It's a wonderful concept, very original and striking, though perhaps a bit beyond the age at which the writing itself is aimed. I'd say that the idea is appropriate for thirteen and up, whereas the writing is around a ten-twelve age level. The discrepancy makes this a difficult book to recommend, but I still really enjoyed it. It's the first of a trilogy, so I'll be trying to find the second and look forward to seeing the choices Mark and Lily make.

Dec 21, 2014

The Pirate King, by Laurie R. King

I will be the first to admit that I am sometimes afflicted with literary snobbishness, one area of which is the genre of mysteries. I've tried to read some, and they just don't appeal to me. My sense of most mystery/thriller authors is that they are skilled mainly in quantity, not quality. It was with some hesitation that I picked up this Laurie King mystery, but then found it to be so much fun! Granted, the main reason I enjoyed it so much as that it is ever so British. "The Pirate King" is King's eleventh novel in a series about Mary Russell, wife of Sherlock Holmes, who narrates with a quintessentially British wit.

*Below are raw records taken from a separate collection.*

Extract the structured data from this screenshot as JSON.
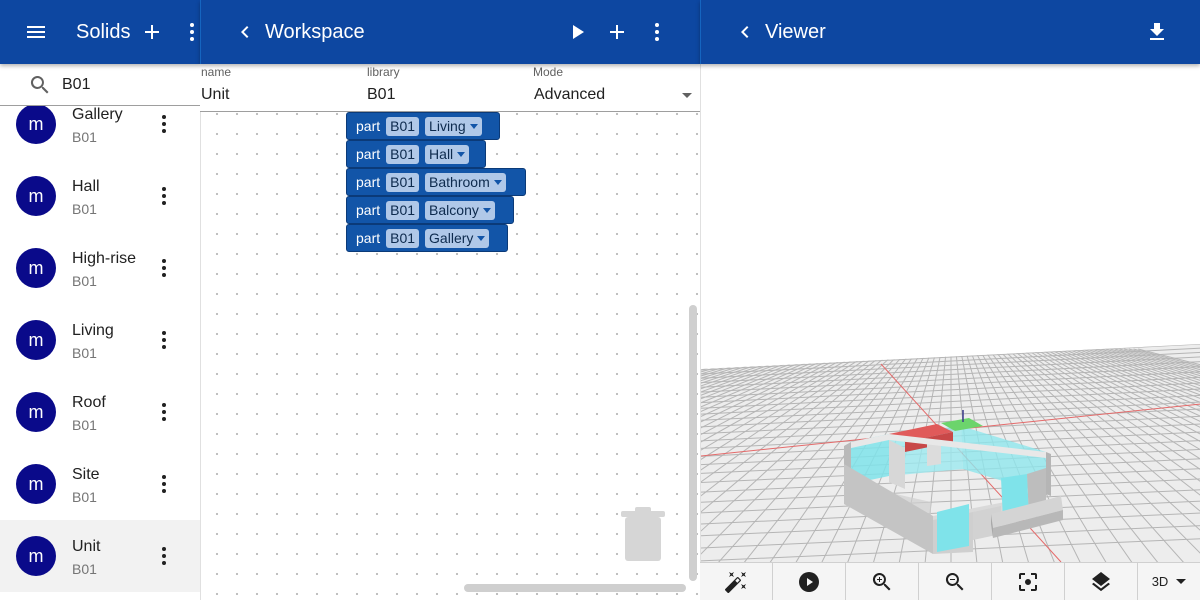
{
  "solids_panel": {
    "title": "Solids",
    "search": {
      "value": "B01",
      "placeholder": ""
    },
    "items": [
      {
        "avatar": "m",
        "name": "Gallery",
        "library": "B01"
      },
      {
        "avatar": "m",
        "name": "Hall",
        "library": "B01"
      },
      {
        "avatar": "m",
        "name": "High-rise",
        "library": "B01"
      },
      {
        "avatar": "m",
        "name": "Living",
        "library": "B01"
      },
      {
        "avatar": "m",
        "name": "Roof",
        "library": "B01"
      },
      {
        "avatar": "m",
        "name": "Site",
        "library": "B01"
      },
      {
        "avatar": "m",
        "name": "Unit",
        "library": "B01",
        "selected": true
      }
    ]
  },
  "workspace": {
    "title": "Workspace",
    "props": {
      "name_label": "name",
      "name_value": "Unit",
      "library_label": "library",
      "library_value": "B01",
      "mode_label": "Mode",
      "mode_value": "Advanced"
    },
    "blocks": [
      {
        "keyword": "part",
        "library": "B01",
        "solid": "Living"
      },
      {
        "keyword": "part",
        "library": "B01",
        "solid": "Hall"
      },
      {
        "keyword": "part",
        "library": "B01",
        "solid": "Bathroom"
      },
      {
        "keyword": "part",
        "library": "B01",
        "solid": "Balcony"
      },
      {
        "keyword": "part",
        "library": "B01",
        "solid": "Gallery"
      }
    ]
  },
  "viewer": {
    "title": "Viewer",
    "view_mode": "3D",
    "colors": {
      "appbar": "#0d47a1",
      "glass": "#7fe3ea",
      "red_room": "#e05a5a",
      "green_room": "#6cd46c",
      "wall": "#cfcfcf"
    }
  },
  "icons": [
    "menu-icon",
    "add-icon",
    "more-vert-icon",
    "chevron-left-icon",
    "play-icon",
    "download-icon",
    "search-icon",
    "auto-fix-icon",
    "zoom-in-icon",
    "zoom-out-icon",
    "center-focus-icon",
    "layers-icon",
    "trash-icon"
  ]
}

The mystery was rather secondary to the rest of the novel, which was just fine by me since mysteries aren't my thing. But it was quite clever, I thought, very engagingly written and smart, and I really enjoyed reading it. So now I know not to judge a book by its author, and that I have a new series I can read when I need my British humor fix.

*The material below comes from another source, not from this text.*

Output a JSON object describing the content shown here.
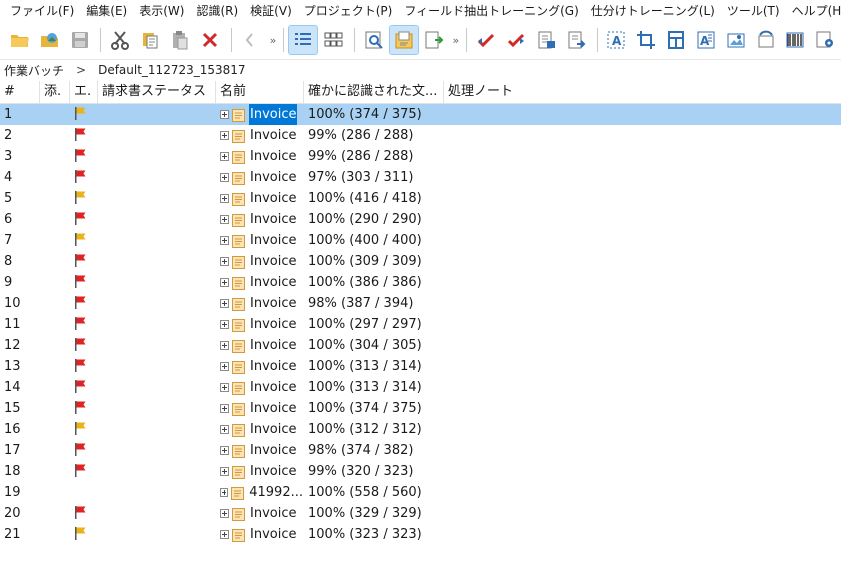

Dec 14, 2014

The Island of Lost Maps, by Miles Harvey

I don't think my eyes have rolled so much while reading since I read "Shantaram." Ostensibly about Gilbert Bland, the man who stole hundreds of antiquarian maps from libraries across the U.S. during the 1990s, "The Island of Lost Maps" is overburdened with Harvey's navel-gazing. I wanted this book to be like "The Billionaire's Vinegar" or "The Orchid Thief," but instead it devolves into psychobabble about how maps are an allegory of the human fear of the unknown, both internal and external (duh); how Harvey's search for answers to why Bland would do such a thing parallels Bland's crimes themselves (eh...maybe); and how Harvey's attempt to understand Bland, as well as Harvey's understanding of himself, is exactly like Bland in key ways (quite a stretch, if you ask me). The crimes are fascinating, as is the history of maps (which we do get a lot of), but I barely found those parts worth wading through Harvey's ridiculous analogies and unfounded psychological theories. It's a silly book that could have been a really interesting book; such a shame.

Captive, by Aimee Carter

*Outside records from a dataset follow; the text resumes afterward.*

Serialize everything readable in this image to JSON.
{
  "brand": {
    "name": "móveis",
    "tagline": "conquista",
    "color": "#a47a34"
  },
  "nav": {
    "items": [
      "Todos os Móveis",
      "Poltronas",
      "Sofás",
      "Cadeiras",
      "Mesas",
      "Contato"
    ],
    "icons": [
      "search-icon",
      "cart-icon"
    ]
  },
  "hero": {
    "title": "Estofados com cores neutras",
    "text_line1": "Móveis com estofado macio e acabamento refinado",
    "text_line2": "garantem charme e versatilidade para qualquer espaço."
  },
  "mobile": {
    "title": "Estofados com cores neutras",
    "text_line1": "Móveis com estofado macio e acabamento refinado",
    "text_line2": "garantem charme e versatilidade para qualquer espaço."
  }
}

This is the sequel to "Pawn," which I loved; "Captive," unfortunately, as a bit disappointing. It's action-packed and stuffed chock-full of betrayals and twists and surprises, which make for a very quick - but not a very well-written - book. The curse of the science fiction sequel seems to be authors trying to make their book too much like a movie. "Captive" could easily pass for a fleshed-out screenplay, seemingly designed to work better on the big screen than in writing. It's unfortunate, that these authors feel they have to fall back on shocking revelations and actions sequences one after the other to keep our attention. That said, it was a fun enough read, and I do intend to read the third installment. I hope Carter dials back the action and lets her writing speak for itself, next time.

Dec 7, 2014

Disquiet, Please!: More Humor Writing From The New Yorker, ed. David Remnick and Henry Finder

This is a compilation of humor writing from the pages of The New Yorker, the second such collection. I really enjoyed seeing the continuity of style and tone throughout eighty years of the publication, as well as how humor has changed. Some I liked more than others, of course, and I obviously struggled with the pieces that reference people and events with which I'm not familiar. But it was still a fun read, worth recommending to people who enjoy smart humor with a strong dose of satire.